Task goal>
Across the listing below, count the lines holding "General". State the number and nothing more.

[Exercise data Boundary: Start]

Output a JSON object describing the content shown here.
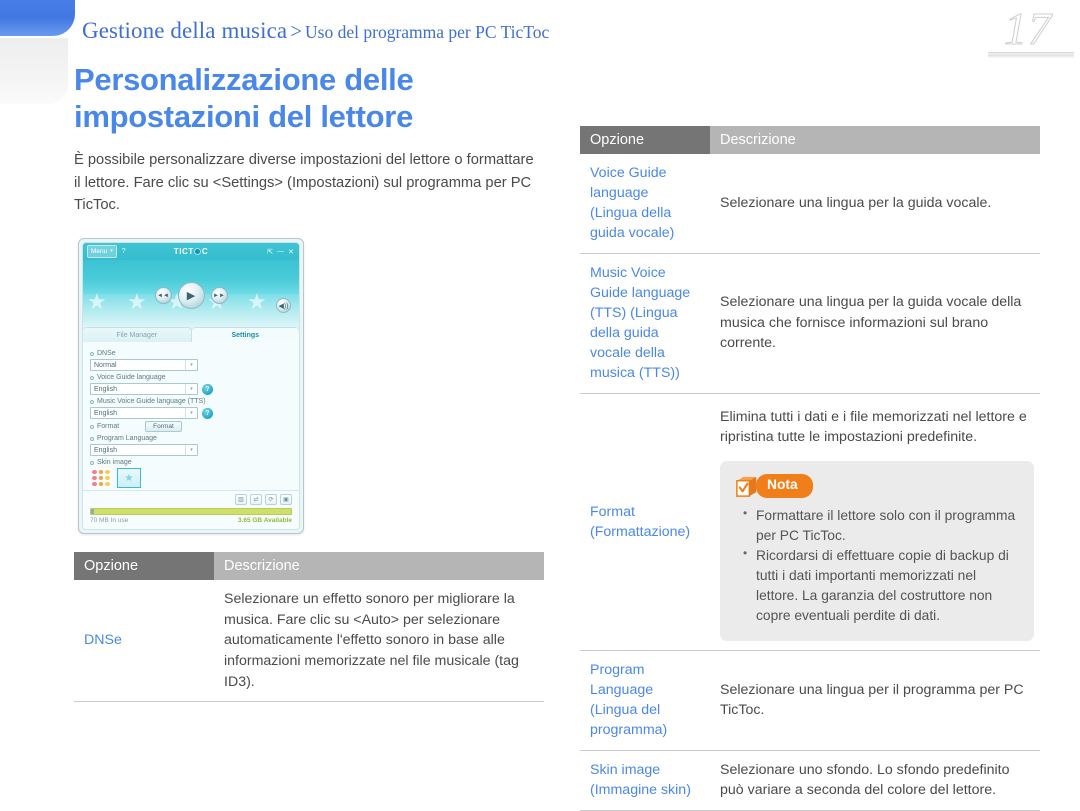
{
  "header": {
    "breadcrumb_main": "Gestione della musica",
    "breadcrumb_separator": ">",
    "breadcrumb_sub": "Uso del programma per PC TicToc",
    "page_number": "17"
  },
  "main": {
    "title_line1": "Personalizzazione delle",
    "title_line2": "impostazioni del lettore",
    "intro": "È possibile personalizzare diverse impostazioni del lettore o formattare il lettore. Fare clic su <Settings> (Impostazioni) sul programma per PC TicToc."
  },
  "app_screenshot": {
    "menu_label": "Menu",
    "menu_caret": "▾",
    "help_label": "?",
    "logo_left": "TICT",
    "logo_right": "C",
    "ctrl_pin": "⇱",
    "ctrl_min": "—",
    "ctrl_close": "✕",
    "btn_prev": "◄◄",
    "btn_play": "▶",
    "btn_next": "►►",
    "btn_speaker": "🔊",
    "tab_file_manager": "File Manager",
    "tab_settings": "Settings",
    "label_dnse": "DNSe",
    "value_dnse": "Normal",
    "label_voice_guide": "Voice Guide language",
    "value_voice_guide": "English",
    "label_music_voice_guide": "Music Voice Guide language (TTS)",
    "value_music_voice_guide": "English",
    "label_format": "Format",
    "button_format": "Format",
    "label_program_language": "Program Language",
    "value_program_language": "English",
    "label_skin_image": "Skin image",
    "help_badge": "?",
    "combo_arrow": "▾",
    "footer_icons": [
      "▥",
      "⇄",
      "⟳",
      "▣"
    ],
    "storage_in_use": "70 MB In use",
    "storage_available": "3.65 GB Available"
  },
  "table_left": {
    "headers": {
      "option": "Opzione",
      "description": "Descrizione"
    },
    "rows": [
      {
        "option": "DNSe",
        "description": "Selezionare un effetto sonoro per migliorare la musica. Fare clic su <Auto> per selezionare automaticamente l'effetto sonoro in base alle informazioni memorizzate nel file musicale (tag ID3)."
      }
    ]
  },
  "table_right": {
    "headers": {
      "option": "Opzione",
      "description": "Descrizione"
    },
    "rows": [
      {
        "option_line1": "Voice Guide",
        "option_line2": "language",
        "option_line3": "(Lingua della",
        "option_line4": "guida vocale)",
        "description": "Selezionare una lingua per la guida vocale."
      },
      {
        "option_line1": "Music Voice",
        "option_line2": "Guide language",
        "option_line3": "(TTS) (Lingua",
        "option_line4": "della guida",
        "option_line5": "vocale della",
        "option_line6": "musica (TTS))",
        "description": "Selezionare una lingua per la guida vocale della musica che fornisce informazioni sul brano corrente."
      },
      {
        "option_line1": "Format",
        "option_line2": "(Formattazione)",
        "description": "Elimina tutti i dati e i file memorizzati nel lettore e ripristina tutte le impostazioni predefinite.",
        "note": {
          "badge": "Nota",
          "items": [
            "Formattare il lettore solo con il programma per PC TicToc.",
            "Ricordarsi di effettuare copie di backup di tutti i dati importanti memorizzati nel lettore. La garanzia del costruttore non copre eventuali perdite di dati."
          ]
        }
      },
      {
        "option_line1": "Program",
        "option_line2": "Language",
        "option_line3": "(Lingua del",
        "option_line4": "programma)",
        "description": "Selezionare una lingua per il programma per PC TicToc."
      },
      {
        "option_line1": "Skin image",
        "option_line2": "(Immagine skin)",
        "description": "Selezionare uno sfondo. Lo sfondo predefinito può variare a seconda del colore del lettore."
      }
    ]
  },
  "colors": {
    "accent_blue": "#4a88e8",
    "header_dark_gray": "#757575",
    "header_light_gray": "#b5b5b5",
    "note_orange": "#f07f1a",
    "note_bg": "#ebebeb",
    "app_teal": "#3fc4d4"
  }
}
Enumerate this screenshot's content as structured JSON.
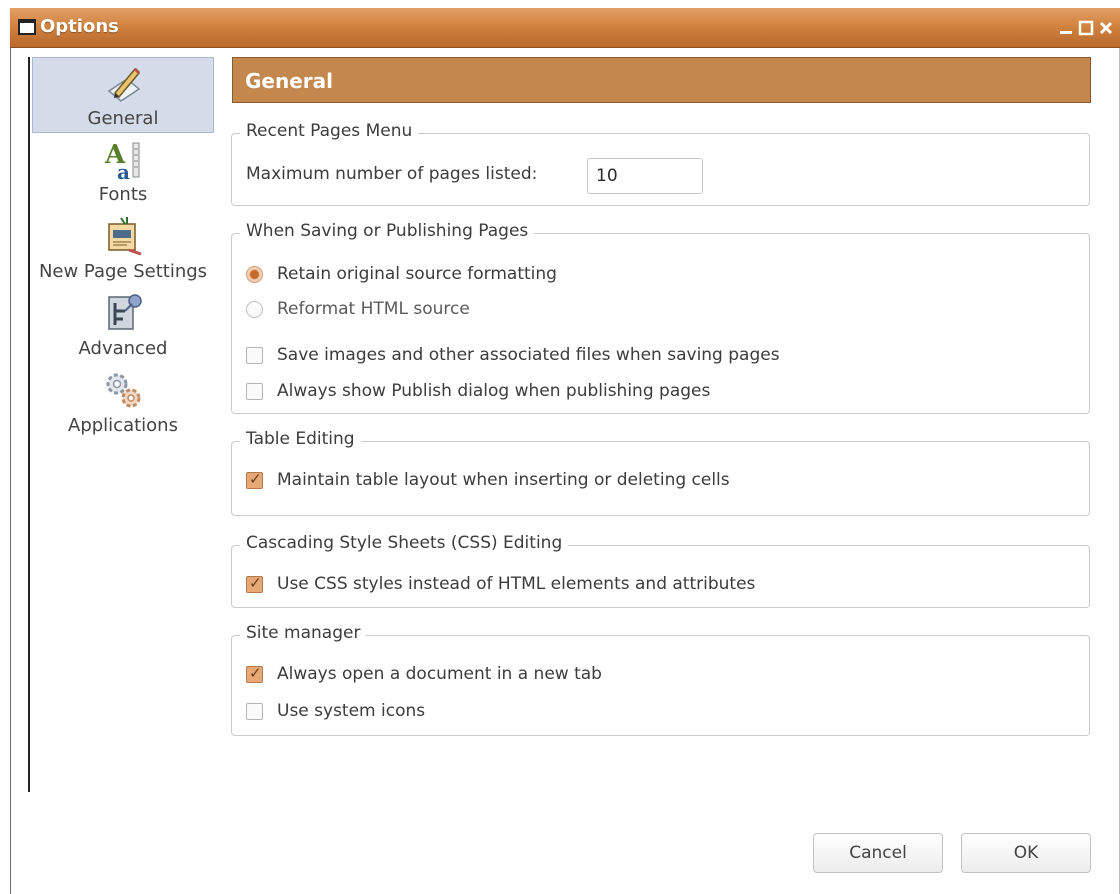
{
  "window": {
    "title": "Options",
    "controls": [
      "minimize-icon",
      "maximize-icon",
      "close-icon"
    ]
  },
  "sidebar": {
    "items": [
      {
        "label": "General",
        "icon": "pencil-paper-icon",
        "selected": true
      },
      {
        "label": "Fonts",
        "icon": "fonts-icon",
        "selected": false
      },
      {
        "label": "New Page Settings",
        "icon": "new-page-settings-icon",
        "selected": false
      },
      {
        "label": "Advanced",
        "icon": "advanced-icon",
        "selected": false
      },
      {
        "label": "Applications",
        "icon": "gears-icon",
        "selected": false
      }
    ]
  },
  "section_title": "General",
  "recent_pages": {
    "legend": "Recent Pages Menu",
    "label": "Maximum number of pages listed:",
    "value": "10"
  },
  "saving": {
    "legend": "When Saving or Publishing Pages",
    "radio_retain": {
      "label": "Retain original source formatting",
      "checked": true
    },
    "radio_reformat": {
      "label": "Reformat HTML source",
      "checked": false
    },
    "check_save_images": {
      "label": "Save images and other associated files when saving pages",
      "checked": false
    },
    "check_publish_dialog": {
      "label": "Always show Publish dialog when publishing pages",
      "checked": false
    }
  },
  "table_editing": {
    "legend": "Table Editing",
    "check_maintain": {
      "label": "Maintain table layout when inserting or deleting cells",
      "checked": true
    }
  },
  "css_editing": {
    "legend": "Cascading Style Sheets (CSS) Editing",
    "check_css": {
      "label": "Use CSS styles instead of HTML elements and attributes",
      "checked": true
    }
  },
  "site_manager": {
    "legend": "Site manager",
    "check_new_tab": {
      "label": "Always open a document in a new tab",
      "checked": true
    },
    "check_system_icons": {
      "label": "Use system icons",
      "checked": false
    }
  },
  "buttons": {
    "cancel": "Cancel",
    "ok": "OK"
  },
  "colors": {
    "titlebar": "#d2833f",
    "section_header": "#c4874d",
    "checkbox_checked": "#e7a877",
    "sidebar_selected": "#d3dce8"
  }
}
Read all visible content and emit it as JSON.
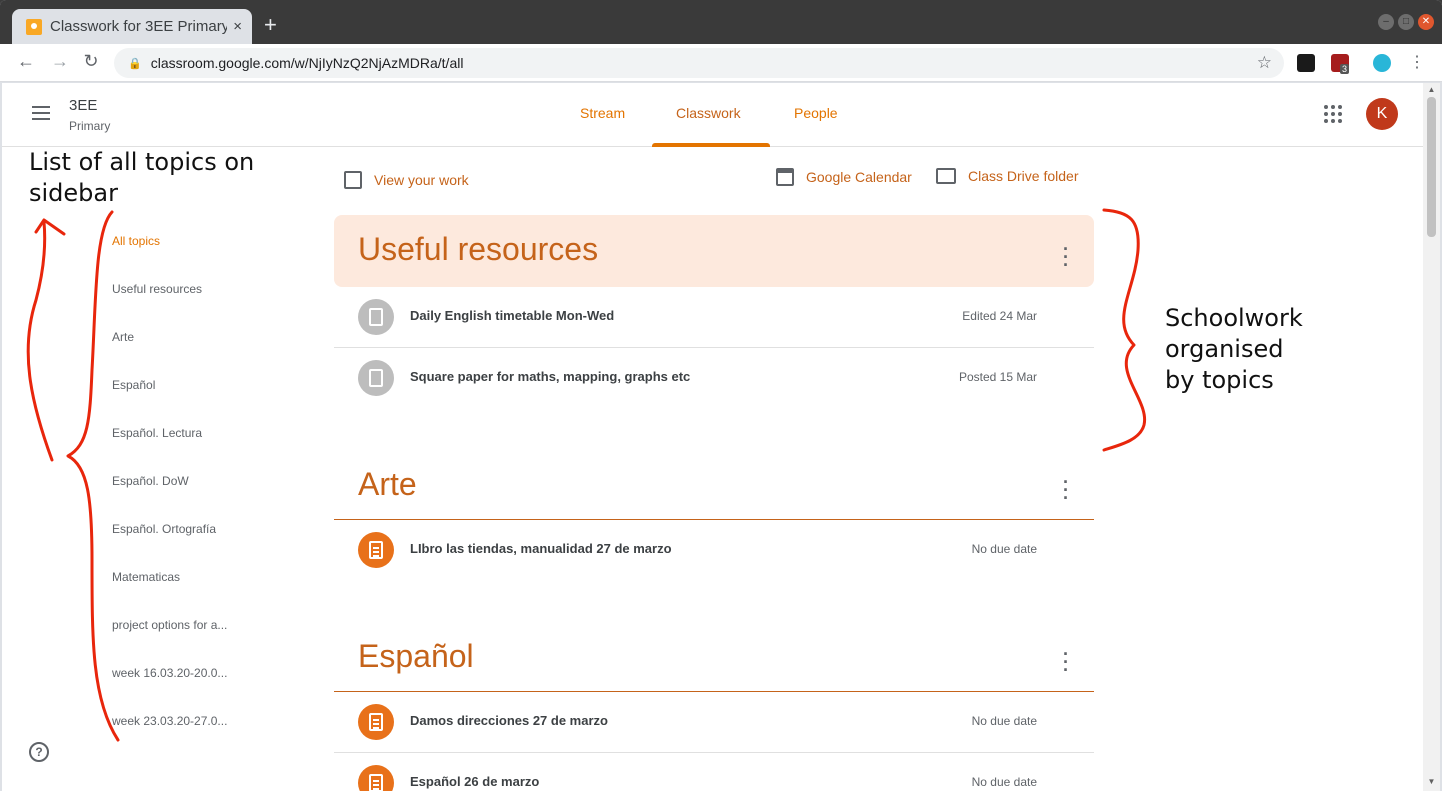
{
  "browser": {
    "tab_title": "Classwork for 3EE Primary",
    "tab_close": "×",
    "new_tab": "+",
    "url": "classroom.google.com/w/NjIyNzQ2NjAzMDRa/t/all",
    "extension_badge": "3"
  },
  "header": {
    "class_name": "3EE",
    "class_section": "Primary",
    "tabs": [
      {
        "label": "Stream"
      },
      {
        "label": "Classwork"
      },
      {
        "label": "People"
      }
    ],
    "active_tab": "Classwork",
    "avatar_letter": "K"
  },
  "sidebar": {
    "topics": [
      "All topics",
      "Useful resources",
      "Arte",
      "Español",
      "Español. Lectura",
      "Español. DoW",
      "Español. Ortografía",
      "Matematicas",
      "project options for a...",
      "week 16.03.20-20.0...",
      "week 23.03.20-27.0..."
    ],
    "help": "?"
  },
  "actions": {
    "view_work": "View your work",
    "calendar": "Google Calendar",
    "drive": "Class Drive folder"
  },
  "topics": [
    {
      "title": "Useful resources",
      "items": [
        {
          "title": "Daily English timetable Mon-Wed",
          "meta": "Edited 24 Mar"
        },
        {
          "title": "Square paper for maths, mapping, graphs etc",
          "meta": "Posted 15 Mar"
        }
      ]
    },
    {
      "title": "Arte",
      "items": [
        {
          "title": "LIbro las tiendas, manualidad 27 de marzo",
          "meta": "No due date"
        }
      ]
    },
    {
      "title": "Español",
      "items": [
        {
          "title": "Damos direcciones 27 de marzo",
          "meta": "No due date"
        },
        {
          "title": "Español 26 de marzo",
          "meta": "No due date"
        }
      ]
    }
  ],
  "annotations": {
    "left_line1": "List of all topics on",
    "left_line2": "sidebar",
    "right_line1": "Schoolwork",
    "right_line2": "organised",
    "right_line3": "by topics"
  },
  "colors": {
    "accent": "#e37400",
    "topic_text": "#c5631a",
    "banner": "#fde9dd",
    "annotation_ink": "#e8260c"
  }
}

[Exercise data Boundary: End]

Answer area>
2